The usefulness of the rapid‐induction techniques of hypnosis as an adjunctive weight‐loss treatment has not been defined. This randomized controlled trial evaluated whether self‐conditioning techniques (self‐hypnosis) added to lifestyle interventions contributed to weight loss (primary outcome), changes in metabolic and inflammatory variables, and quality of life (QoL) improvement (secondary outcomes) in severe obesity.
Individuals (with BMI = 35‐50 kg/m²) without organic or psychiatric comorbidity were randomly assigned to the intervention (n = 60) or control arm (n = 60). All received exercise and behavioral recommendations and individualized diets. The intervention consisted of three hypnosis sessions, during which self‐hypnosis was taught to increase self‐control before eating. Diet, exercise, satiety, QoL, anthropometric measurements, and blood variables were collected and measured at enrollment and at 1 year (trial end).

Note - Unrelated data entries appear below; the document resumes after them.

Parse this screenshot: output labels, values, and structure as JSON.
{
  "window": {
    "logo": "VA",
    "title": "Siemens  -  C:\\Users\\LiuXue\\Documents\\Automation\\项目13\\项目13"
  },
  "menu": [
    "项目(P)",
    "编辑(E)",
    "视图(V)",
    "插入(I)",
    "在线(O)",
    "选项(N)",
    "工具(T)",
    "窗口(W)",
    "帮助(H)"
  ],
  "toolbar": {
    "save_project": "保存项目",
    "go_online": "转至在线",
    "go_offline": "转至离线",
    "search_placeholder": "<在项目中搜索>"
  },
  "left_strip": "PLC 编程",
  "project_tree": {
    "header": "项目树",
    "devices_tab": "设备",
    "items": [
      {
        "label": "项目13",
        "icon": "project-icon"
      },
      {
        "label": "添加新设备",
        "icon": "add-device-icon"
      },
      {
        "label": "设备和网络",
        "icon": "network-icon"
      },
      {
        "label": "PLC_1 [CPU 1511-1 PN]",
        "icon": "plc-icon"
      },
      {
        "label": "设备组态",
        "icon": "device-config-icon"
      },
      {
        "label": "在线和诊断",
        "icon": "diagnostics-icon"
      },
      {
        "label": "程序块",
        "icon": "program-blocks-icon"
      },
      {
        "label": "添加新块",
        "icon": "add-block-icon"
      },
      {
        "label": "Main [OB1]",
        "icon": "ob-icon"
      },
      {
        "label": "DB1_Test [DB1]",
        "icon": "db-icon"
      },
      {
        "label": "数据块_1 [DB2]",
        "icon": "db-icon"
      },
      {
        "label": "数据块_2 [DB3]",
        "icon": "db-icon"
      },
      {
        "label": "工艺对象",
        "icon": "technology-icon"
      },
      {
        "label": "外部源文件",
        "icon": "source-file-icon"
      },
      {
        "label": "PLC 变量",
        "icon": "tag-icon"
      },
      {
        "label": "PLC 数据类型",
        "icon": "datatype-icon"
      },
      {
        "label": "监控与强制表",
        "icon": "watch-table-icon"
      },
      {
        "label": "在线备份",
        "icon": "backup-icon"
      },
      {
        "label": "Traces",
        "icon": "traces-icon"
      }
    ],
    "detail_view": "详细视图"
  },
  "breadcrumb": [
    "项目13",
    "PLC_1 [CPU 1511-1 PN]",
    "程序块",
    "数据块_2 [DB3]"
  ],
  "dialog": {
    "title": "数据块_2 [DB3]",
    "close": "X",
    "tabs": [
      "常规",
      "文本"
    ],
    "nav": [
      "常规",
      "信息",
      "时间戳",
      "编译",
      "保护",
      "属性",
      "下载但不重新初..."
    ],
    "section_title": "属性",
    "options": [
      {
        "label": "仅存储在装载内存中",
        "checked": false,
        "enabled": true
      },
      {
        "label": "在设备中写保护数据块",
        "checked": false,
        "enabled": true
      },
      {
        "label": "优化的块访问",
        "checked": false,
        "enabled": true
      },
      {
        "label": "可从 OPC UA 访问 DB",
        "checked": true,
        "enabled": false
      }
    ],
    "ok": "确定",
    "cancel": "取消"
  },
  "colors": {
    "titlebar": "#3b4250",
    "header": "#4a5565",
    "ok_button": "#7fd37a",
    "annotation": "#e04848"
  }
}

A similar weight loss was observed in the intervention (−6.5 kg) and control (−5.6 kg) arms (β = −0.45; 95% CI: −3.78 to 2.88; P = 0.79). However, habitual hypnosis users lost more weight (−9.6 kg; β = −10.2; 95% CI: −14.2 to −6.18; P < 0.001) and greatly reduced their caloric intake (−682.5 kcal; β = −643.6; 95% CI: −1064.0 to −223.2; P = 0.005) in linear regression models. At trial end, the intervention arm showed lower C‐reactive protein values (β = −2.55; 95% CI: −3.80 to −1.31; P < 0.001), higher satiety (β = 19.2; 95% CI: 7.71‐30.6; P = 0.001), and better QoL (β = 0.09; 95% CI: 0.02‐0.16; P = 0.01).
Self‐hypnosis was not associated with differences in weight change but was associated with improved satiety, QoL, and inflammation. Indeed, habitual hypnosis users showed a greater weight loss.